When it comes to club teams, I encourage VolleyFamilies to focus on training as opposed to competition. While there are many great teams within an elite program, there are instances where a non-national level club will have a great training situation. Not every national level team will have great coaches, simply because they may have to find 50+ coaches!
As to your specific question, yes, Division I athletes can come from non national level club programs. Again, it is all about talent combined with height/athleticism.
By the way, we created a profile for my daughter on NCSA. Now that it’s supposedly been up and public for 3 weeks, the stats say it’s only gotten one profile review. ONE! Does that make any sense for a fairly athletic 6’ 2” sophomore-to-be? It seems to me that something isn’t working. I would love to get any thoughts you might have on that. What can we do to increase traffic?

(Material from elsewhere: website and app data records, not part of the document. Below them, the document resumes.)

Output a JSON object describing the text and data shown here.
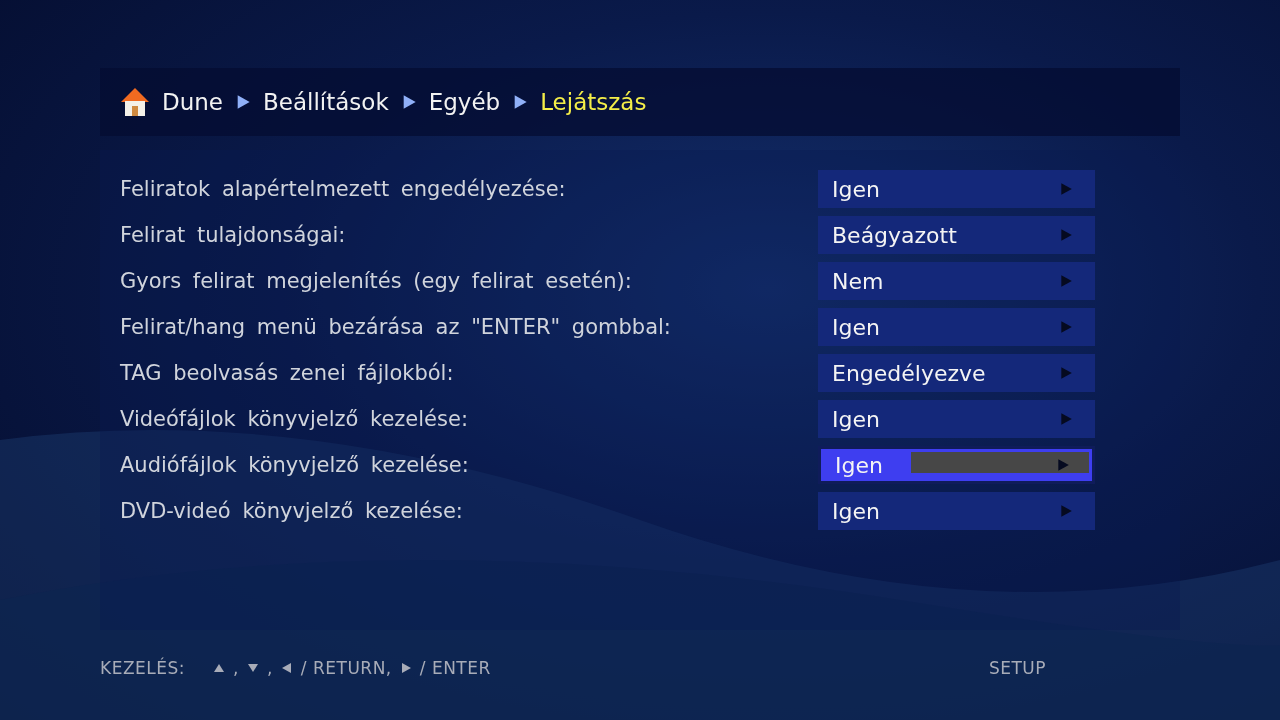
{
  "breadcrumb": [
    {
      "label": "Dune",
      "current": false
    },
    {
      "label": "Beállítások",
      "current": false
    },
    {
      "label": "Egyéb",
      "current": false
    },
    {
      "label": "Lejátszás",
      "current": true
    }
  ],
  "settings": [
    {
      "label": "Feliratok alapértelmezett engedélyezése:",
      "value": "Igen",
      "selected": false
    },
    {
      "label": "Felirat tulajdonságai:",
      "value": "Beágyazott",
      "selected": false
    },
    {
      "label": "Gyors felirat megjelenítés (egy felirat esetén):",
      "value": "Nem",
      "selected": false
    },
    {
      "label": "Felirat/hang menü bezárása az \"ENTER\" gombbal:",
      "value": "Igen",
      "selected": false
    },
    {
      "label": "TAG beolvasás zenei fájlokból:",
      "value": "Engedélyezve",
      "selected": false
    },
    {
      "label": "Videófájlok könyvjelző kezelése:",
      "value": "Igen",
      "selected": false
    },
    {
      "label": "Audiófájlok könyvjelző kezelése:",
      "value": "Igen",
      "selected": true
    },
    {
      "label": "DVD-videó könyvjelző kezelése:",
      "value": "Igen",
      "selected": false
    }
  ],
  "footer": {
    "title": "KEZELÉS:",
    "keys": [
      {
        "kind": "up",
        "text": ","
      },
      {
        "kind": "down",
        "text": ","
      },
      {
        "kind": "left",
        "text": "/ RETURN,"
      },
      {
        "kind": "right",
        "text": "/ ENTER"
      }
    ],
    "mode": "SETUP"
  }
}
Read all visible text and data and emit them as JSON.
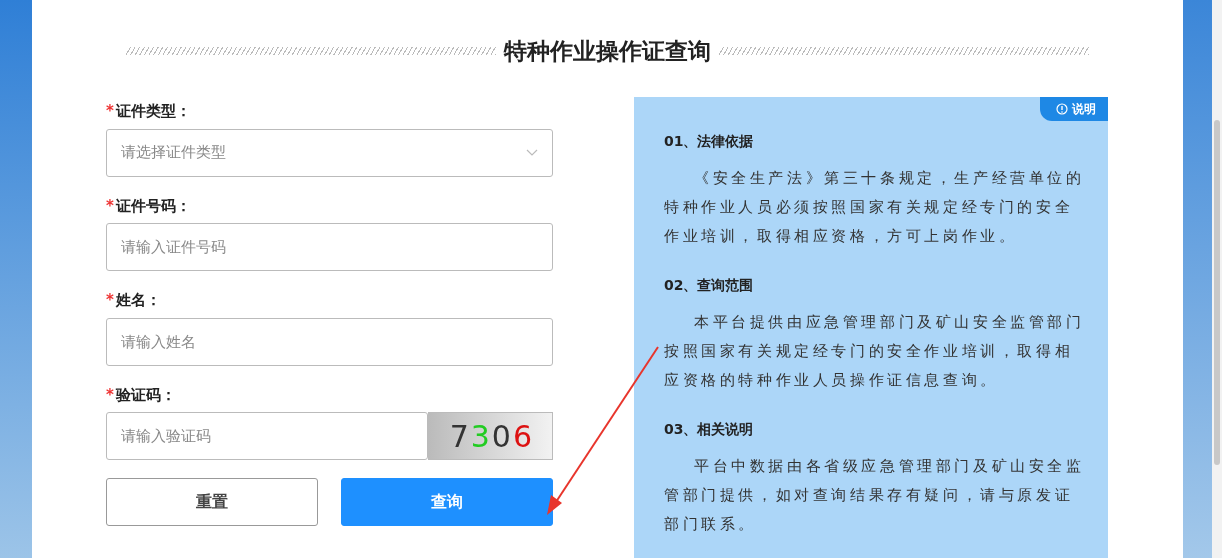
{
  "title": "特种作业操作证查询",
  "form": {
    "fields": [
      {
        "kind": "select",
        "label": "证件类型：",
        "required_mark": "*",
        "placeholder": "请选择证件类型"
      },
      {
        "kind": "text",
        "label": "证件号码：",
        "required_mark": "*",
        "placeholder": "请输入证件号码"
      },
      {
        "kind": "text",
        "label": "姓名：",
        "required_mark": "*",
        "placeholder": "请输入姓名"
      },
      {
        "kind": "captcha",
        "label": "验证码：",
        "required_mark": "*",
        "placeholder": "请输入验证码",
        "captcha": [
          {
            "text": "7",
            "color": "#333333"
          },
          {
            "text": "3",
            "color": "#22cc22"
          },
          {
            "text": "0",
            "color": "#333333"
          },
          {
            "text": "6",
            "color": "#dd1111"
          }
        ]
      }
    ],
    "buttons": [
      {
        "label": "重置",
        "kind": "secondary"
      },
      {
        "label": "查询",
        "kind": "primary"
      }
    ]
  },
  "info": {
    "badge": "说明",
    "sections": [
      {
        "heading": "01、法律依据",
        "text": "《安全生产法》第三十条规定，生产经营单位的特种作业人员必须按照国家有关规定经专门的安全作业培训，取得相应资格，方可上岗作业。"
      },
      {
        "heading": "02、查询范围",
        "text": "本平台提供由应急管理部门及矿山安全监管部门按照国家有关规定经专门的安全作业培训，取得相应资格的特种作业人员操作证信息查询。"
      },
      {
        "heading": "03、相关说明",
        "text": "平台中数据由各省级应急管理部门及矿山安全监管部门提供，如对查询结果存有疑问，请与原发证部门联系。"
      }
    ]
  }
}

Admittedly, I’ve only done the free profile/service so far b/c we don’t have a lot of money, and I’m willing to do lots of the leg work myself.
Specific to the NCSA profile, the Free Profile is "searchable" by college coaches but the free profiles are located on the lower page below the Premium Profile matches. In addition, this is the slowest recruiting time segment for college coaches; they have been insanely focused on their current collegiate season since later July. Many VolleyFamilies, especially rising Seniors, get panicky this time of year because of how quiet college coaches are; things will 'heat up' rapidly after Thanksgiving when college programs are addressing the recruiting needs which the season just exposed.
As you are comfortable putting in the work to market and promote your daughter, then use the NCSA Free Profile as the link you send to college coaches, which contains her collegiate stats and current video.
Thanks,B.M.P.S. I’m also making the “evaluation video” as you called it with a couple of complete sets to share even when she was not directly involved in the play.
By my read of your email, it sounds as if you are doing everything correct - Just stay the course, stay patient during the next couple of months and then after Thanksgiving, have current video to send to college coaches in preparation for the traditional recruiting season!